Given Surface Mini’s unexpected last-minute delay (cancelation?), and Surface Pro 3’s surprising release in gargantuan 12-inch form, trying to anticipate Microsoft’s next Windows tablet move is harder than ever.
Nokia’s, or should we say Microsoft’s, first video advertising material for the just-announced low-end, low-cost Lumia 530 smartphone is unusual in more than one way. Following a recipe formulated by Samsung, it pits the device that’s actually advertised against the competition.
Between the closing of Nokia’s acquisition, its biggest employee shake-up ever and the recent surprising Surface Pro 3 introduction, you can definitely say it’s been an eventful past few months in Microsoft’s Redmond camp.
It feels silly to even begin talking about a purportedly canceled device that no one can be certain was ever real, but there’s no smoke without fire and all that, so it’s safe to assume the Nokia “McLaren” did indeed exist in pre-release prototype form.
Microsoft completed its $7.2 billion acquisition of the Nokia Devices and Services Division, taking in almost 25,000 employees across the globe. As with every other merger, there’s a high chance of layoffs since the companies don’t want redundant positions. There have been rumors circulating all over the internet that Microsoft may axe over 10,000 employees in the coming week. Well, it turns out its way more than that. Recently, Satya Nadella sent out an email to the employees, notifying there will be over 18,000 job cuts in the next year.
Inexpensive Chrome OS-running notebooks, aka Chromebooks, are definitely moving up the PC market ranks, against all odds and in spite of a painfully sluggish start back in 2011.
It’s no big secret that Nokia Lumia 520 sales kept Microsoft’s shaky Windows Phone boat from sinking these past 15 months or so, and while the uber-affordable handheld always had minuscule profit margins, it at least maintained Nokia and MS in the limelight.
Nokia is reportedly in the midst of a major rebranding and reorganizing process, which should ultimately see its Lumias baptized as “Nokia by Microsoft” devices. Additionally, Lumia tabs could replace Surfaces altogether, and higher-end Android handhelds than the current humble X line are looming large on the horizon, this time entirely conceived by Microsoft.
Microsoft has been working diligently on eroding Apple’s leadership in the tablet and PC space for years now, trying hard to convince the world the Surface line can replace both iPads and MacBooks. Based on sales numbers, MS is a long way from changing mentalities, but Redmond continues to push. And push, and push.
Mere hours after announcing the commencement of Nokia Lumia 635’s global rollout with a handful of European and Asian markets, Microsoft has kicked pre-orders into gear stateside. Sadly, those are now closed, meaning someone probably jumped the gun sans approval.
It’s been hardly 4 months since Nokia released its first Android handset.
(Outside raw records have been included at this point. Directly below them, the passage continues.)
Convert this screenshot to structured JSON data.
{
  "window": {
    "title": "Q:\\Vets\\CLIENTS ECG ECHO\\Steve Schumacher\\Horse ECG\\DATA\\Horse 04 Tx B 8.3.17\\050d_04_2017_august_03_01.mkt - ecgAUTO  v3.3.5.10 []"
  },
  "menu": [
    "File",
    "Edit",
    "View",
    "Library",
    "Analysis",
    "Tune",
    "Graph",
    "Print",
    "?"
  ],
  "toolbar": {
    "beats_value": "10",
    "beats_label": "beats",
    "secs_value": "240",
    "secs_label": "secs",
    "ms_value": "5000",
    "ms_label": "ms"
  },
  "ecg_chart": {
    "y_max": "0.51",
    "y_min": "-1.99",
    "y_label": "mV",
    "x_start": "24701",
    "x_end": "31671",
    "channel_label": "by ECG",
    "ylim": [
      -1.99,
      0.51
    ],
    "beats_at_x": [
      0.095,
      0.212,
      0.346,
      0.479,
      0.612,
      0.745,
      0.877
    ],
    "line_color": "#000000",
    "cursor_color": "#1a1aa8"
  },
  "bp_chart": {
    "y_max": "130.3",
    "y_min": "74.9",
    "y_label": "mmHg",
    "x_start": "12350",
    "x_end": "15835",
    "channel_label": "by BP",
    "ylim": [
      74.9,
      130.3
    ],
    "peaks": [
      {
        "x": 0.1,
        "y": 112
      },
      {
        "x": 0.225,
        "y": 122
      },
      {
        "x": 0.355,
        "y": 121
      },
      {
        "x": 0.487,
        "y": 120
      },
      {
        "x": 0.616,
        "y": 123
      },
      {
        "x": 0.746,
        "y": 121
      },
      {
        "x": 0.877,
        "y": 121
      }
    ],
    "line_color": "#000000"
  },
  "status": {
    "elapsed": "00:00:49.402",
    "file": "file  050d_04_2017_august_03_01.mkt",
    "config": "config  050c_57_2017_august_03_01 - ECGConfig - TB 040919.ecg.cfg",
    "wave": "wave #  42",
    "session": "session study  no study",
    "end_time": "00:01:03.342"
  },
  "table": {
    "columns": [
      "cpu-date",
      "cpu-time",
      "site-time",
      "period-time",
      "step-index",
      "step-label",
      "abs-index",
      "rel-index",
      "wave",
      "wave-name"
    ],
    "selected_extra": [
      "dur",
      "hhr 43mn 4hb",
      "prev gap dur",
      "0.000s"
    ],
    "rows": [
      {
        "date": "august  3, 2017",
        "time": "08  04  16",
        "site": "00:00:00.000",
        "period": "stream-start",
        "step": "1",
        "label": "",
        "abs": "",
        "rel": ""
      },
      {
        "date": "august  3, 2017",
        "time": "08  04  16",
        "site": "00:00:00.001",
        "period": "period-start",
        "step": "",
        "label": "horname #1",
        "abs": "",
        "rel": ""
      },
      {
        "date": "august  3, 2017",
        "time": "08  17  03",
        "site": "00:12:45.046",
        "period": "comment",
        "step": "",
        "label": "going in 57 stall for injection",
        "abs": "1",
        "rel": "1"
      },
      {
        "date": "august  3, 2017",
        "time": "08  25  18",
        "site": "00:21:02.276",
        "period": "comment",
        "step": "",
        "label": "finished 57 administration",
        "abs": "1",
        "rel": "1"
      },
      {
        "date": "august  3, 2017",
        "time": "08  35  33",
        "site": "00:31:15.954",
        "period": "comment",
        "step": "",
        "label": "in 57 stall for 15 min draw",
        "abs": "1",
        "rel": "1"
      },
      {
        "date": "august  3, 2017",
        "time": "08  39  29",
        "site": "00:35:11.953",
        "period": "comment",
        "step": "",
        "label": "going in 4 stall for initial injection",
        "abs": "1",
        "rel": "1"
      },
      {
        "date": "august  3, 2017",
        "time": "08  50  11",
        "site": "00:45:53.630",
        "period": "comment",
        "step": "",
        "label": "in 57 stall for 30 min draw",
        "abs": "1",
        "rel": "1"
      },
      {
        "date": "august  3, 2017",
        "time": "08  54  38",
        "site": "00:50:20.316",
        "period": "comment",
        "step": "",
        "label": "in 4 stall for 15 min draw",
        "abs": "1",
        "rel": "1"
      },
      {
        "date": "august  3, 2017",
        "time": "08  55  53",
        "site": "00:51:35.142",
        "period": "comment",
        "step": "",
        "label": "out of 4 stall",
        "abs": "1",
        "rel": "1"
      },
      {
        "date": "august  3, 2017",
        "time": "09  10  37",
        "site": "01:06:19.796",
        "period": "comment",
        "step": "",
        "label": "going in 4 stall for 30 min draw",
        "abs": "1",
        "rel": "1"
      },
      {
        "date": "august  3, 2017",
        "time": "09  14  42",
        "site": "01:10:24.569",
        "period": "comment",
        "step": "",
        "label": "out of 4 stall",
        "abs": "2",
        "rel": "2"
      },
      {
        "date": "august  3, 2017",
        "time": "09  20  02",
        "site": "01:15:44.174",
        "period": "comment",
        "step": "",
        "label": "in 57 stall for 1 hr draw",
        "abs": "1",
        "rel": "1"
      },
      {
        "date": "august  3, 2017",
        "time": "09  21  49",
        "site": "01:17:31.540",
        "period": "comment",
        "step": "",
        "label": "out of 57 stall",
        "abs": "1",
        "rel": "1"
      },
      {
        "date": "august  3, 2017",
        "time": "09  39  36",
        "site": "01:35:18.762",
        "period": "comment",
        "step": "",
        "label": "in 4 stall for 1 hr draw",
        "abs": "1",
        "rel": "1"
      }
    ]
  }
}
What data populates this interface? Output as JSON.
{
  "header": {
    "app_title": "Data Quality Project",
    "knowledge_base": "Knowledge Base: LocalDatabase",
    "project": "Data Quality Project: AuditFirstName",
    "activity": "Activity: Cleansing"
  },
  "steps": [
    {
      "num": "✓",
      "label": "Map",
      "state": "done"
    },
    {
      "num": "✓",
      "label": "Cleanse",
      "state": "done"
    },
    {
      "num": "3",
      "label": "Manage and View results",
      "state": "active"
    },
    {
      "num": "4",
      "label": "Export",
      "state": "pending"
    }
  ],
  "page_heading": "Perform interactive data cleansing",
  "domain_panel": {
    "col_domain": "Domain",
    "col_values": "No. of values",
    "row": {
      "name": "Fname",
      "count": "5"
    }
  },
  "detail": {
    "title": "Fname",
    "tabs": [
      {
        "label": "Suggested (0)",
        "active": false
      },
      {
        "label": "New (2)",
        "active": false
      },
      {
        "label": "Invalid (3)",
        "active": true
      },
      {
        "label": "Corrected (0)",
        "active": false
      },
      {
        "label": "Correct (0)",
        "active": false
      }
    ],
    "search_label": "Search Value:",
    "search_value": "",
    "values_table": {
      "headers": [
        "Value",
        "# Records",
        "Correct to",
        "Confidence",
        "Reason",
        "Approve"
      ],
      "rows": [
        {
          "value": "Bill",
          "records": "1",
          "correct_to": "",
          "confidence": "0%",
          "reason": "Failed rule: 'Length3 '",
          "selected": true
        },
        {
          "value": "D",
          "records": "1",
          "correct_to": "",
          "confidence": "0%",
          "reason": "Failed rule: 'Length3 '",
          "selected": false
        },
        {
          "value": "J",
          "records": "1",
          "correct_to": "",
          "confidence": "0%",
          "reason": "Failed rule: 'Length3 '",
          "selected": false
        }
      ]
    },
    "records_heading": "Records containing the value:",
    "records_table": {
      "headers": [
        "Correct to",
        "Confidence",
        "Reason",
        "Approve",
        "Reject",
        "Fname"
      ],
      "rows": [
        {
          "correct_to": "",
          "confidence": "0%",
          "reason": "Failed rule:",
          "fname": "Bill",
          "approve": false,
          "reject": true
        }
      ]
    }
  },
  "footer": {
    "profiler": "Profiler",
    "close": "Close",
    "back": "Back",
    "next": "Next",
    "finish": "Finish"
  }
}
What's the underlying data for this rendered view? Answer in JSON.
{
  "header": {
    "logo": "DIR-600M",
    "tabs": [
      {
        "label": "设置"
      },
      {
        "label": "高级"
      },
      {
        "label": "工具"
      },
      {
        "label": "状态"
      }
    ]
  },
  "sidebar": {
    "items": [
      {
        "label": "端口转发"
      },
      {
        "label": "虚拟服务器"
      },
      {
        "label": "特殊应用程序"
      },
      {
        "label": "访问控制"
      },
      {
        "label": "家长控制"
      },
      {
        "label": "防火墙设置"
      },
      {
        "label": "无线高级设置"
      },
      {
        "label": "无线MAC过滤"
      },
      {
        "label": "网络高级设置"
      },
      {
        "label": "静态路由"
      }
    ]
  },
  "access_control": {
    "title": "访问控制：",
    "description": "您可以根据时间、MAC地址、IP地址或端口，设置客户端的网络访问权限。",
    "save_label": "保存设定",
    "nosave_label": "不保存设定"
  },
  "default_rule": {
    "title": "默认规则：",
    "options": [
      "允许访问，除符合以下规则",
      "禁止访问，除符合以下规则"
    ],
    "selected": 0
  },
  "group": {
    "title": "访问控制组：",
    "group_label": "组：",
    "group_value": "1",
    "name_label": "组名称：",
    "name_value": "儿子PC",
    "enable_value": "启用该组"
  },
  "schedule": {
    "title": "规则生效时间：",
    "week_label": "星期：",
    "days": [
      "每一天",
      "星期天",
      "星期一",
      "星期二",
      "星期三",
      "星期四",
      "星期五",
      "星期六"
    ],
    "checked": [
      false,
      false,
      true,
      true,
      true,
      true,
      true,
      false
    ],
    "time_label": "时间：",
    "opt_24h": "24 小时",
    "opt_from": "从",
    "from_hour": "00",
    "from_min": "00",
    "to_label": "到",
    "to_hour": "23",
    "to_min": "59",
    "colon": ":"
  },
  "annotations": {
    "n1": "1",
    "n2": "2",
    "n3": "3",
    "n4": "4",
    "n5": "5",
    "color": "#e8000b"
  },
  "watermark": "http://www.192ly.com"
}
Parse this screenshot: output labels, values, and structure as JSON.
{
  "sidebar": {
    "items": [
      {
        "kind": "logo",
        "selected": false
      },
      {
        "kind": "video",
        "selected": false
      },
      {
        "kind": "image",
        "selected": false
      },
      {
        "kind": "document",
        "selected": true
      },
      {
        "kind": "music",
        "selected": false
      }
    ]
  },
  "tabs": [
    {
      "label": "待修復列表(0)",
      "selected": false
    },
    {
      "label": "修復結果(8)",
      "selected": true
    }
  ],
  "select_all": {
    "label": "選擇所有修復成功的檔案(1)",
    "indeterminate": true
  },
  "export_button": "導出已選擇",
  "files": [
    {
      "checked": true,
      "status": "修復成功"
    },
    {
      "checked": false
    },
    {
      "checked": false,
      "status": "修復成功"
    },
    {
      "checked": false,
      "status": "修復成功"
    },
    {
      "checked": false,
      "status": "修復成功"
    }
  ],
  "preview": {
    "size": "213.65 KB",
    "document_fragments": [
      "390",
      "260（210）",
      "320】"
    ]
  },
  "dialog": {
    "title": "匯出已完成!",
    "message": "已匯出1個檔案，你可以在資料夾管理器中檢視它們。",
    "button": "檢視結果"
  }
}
Many thought that Microsoft will simply discontinue the handset to promote their own operating system, but it seems the Redmond giant has something else in mind. Recently, the company released its successor dubbed as the Nokia X2, which comes with slightly beefed up specifications.